> [TRY IT] Lines with "this": pull these out of the listing below.

****************

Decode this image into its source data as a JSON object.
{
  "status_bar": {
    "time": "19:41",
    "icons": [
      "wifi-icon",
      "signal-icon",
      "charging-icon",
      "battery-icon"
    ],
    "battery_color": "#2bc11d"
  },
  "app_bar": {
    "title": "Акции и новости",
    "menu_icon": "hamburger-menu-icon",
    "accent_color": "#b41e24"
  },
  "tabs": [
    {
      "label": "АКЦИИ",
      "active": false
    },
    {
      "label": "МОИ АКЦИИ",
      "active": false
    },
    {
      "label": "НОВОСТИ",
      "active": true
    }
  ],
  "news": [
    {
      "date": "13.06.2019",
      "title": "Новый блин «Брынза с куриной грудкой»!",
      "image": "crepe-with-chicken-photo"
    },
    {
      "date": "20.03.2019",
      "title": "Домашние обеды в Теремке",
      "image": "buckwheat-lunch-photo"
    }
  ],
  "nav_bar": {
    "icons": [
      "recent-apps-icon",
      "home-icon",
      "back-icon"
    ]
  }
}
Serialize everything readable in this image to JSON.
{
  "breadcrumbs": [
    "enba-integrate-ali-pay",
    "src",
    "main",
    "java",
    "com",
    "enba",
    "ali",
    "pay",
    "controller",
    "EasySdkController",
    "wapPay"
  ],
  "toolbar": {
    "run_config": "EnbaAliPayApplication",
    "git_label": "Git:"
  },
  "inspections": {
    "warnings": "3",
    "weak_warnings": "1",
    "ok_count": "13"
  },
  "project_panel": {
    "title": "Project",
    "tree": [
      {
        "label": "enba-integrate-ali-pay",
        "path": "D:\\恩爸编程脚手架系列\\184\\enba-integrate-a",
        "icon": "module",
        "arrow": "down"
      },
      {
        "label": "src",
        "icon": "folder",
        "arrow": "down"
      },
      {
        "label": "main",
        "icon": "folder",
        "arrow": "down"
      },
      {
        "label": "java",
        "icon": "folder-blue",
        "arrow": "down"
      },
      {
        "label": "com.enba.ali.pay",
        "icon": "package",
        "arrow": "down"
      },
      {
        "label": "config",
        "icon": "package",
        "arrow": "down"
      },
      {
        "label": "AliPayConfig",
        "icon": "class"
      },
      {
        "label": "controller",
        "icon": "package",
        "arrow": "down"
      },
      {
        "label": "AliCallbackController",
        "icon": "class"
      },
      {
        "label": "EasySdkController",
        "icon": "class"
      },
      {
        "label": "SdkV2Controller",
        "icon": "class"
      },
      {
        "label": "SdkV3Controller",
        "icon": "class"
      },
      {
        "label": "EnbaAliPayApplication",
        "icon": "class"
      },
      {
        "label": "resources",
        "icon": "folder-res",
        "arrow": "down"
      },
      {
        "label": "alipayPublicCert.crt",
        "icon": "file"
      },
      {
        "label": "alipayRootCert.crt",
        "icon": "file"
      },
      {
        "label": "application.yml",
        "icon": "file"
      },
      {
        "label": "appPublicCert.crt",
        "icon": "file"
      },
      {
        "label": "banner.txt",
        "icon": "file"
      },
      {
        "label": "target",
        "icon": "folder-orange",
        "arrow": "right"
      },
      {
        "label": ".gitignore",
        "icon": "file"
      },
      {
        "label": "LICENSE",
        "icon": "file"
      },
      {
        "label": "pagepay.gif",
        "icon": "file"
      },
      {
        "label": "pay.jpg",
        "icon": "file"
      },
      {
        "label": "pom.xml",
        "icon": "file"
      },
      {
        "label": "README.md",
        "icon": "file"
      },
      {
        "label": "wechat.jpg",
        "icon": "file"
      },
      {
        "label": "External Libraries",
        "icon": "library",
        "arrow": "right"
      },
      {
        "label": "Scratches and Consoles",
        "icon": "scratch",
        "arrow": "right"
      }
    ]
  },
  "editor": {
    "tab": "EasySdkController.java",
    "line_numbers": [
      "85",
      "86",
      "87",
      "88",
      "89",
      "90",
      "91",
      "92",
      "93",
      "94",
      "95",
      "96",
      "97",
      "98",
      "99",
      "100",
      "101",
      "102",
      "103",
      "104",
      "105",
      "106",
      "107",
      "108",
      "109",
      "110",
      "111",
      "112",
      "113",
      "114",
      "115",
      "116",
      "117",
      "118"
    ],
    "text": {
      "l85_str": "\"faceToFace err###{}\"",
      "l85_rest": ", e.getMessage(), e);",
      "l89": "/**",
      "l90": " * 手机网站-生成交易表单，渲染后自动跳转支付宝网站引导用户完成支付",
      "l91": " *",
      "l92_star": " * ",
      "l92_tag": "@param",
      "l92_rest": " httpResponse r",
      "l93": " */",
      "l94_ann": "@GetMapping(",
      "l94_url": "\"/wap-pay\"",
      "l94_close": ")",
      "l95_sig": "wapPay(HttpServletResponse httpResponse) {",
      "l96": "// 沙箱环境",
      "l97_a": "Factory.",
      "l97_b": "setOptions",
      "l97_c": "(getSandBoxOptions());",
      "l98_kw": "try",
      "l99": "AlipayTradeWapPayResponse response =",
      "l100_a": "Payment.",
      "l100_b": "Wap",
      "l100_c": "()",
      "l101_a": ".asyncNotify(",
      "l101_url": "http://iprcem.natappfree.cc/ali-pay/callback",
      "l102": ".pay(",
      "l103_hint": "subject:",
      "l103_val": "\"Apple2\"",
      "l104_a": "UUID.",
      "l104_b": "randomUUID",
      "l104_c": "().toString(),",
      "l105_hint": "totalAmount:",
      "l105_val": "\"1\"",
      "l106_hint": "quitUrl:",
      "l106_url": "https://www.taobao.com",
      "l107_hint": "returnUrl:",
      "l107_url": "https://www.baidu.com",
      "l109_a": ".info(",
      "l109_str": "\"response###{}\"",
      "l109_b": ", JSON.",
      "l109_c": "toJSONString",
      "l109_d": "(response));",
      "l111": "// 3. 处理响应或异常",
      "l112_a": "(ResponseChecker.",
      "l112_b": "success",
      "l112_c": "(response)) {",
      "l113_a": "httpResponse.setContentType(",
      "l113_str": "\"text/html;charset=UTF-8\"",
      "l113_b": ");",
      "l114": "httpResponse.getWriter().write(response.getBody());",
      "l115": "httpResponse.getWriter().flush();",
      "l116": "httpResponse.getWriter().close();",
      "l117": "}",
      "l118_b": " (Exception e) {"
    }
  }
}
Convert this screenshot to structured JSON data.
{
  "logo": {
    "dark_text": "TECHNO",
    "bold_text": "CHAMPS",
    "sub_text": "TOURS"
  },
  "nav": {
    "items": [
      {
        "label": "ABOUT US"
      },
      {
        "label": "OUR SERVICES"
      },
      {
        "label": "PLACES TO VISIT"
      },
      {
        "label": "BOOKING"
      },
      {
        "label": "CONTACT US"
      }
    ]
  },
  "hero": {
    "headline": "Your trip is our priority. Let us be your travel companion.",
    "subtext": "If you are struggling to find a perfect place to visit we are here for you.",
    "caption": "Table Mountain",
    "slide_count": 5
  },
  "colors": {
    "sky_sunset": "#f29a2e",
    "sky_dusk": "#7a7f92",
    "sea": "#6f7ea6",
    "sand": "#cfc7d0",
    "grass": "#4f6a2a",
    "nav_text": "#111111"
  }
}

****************

> [REPLY TO THE TASK]
Decode this image into its source data as a JSON object.
Serialize everything readable in this image to JSON.
Convert this screenshot to structured JSON data.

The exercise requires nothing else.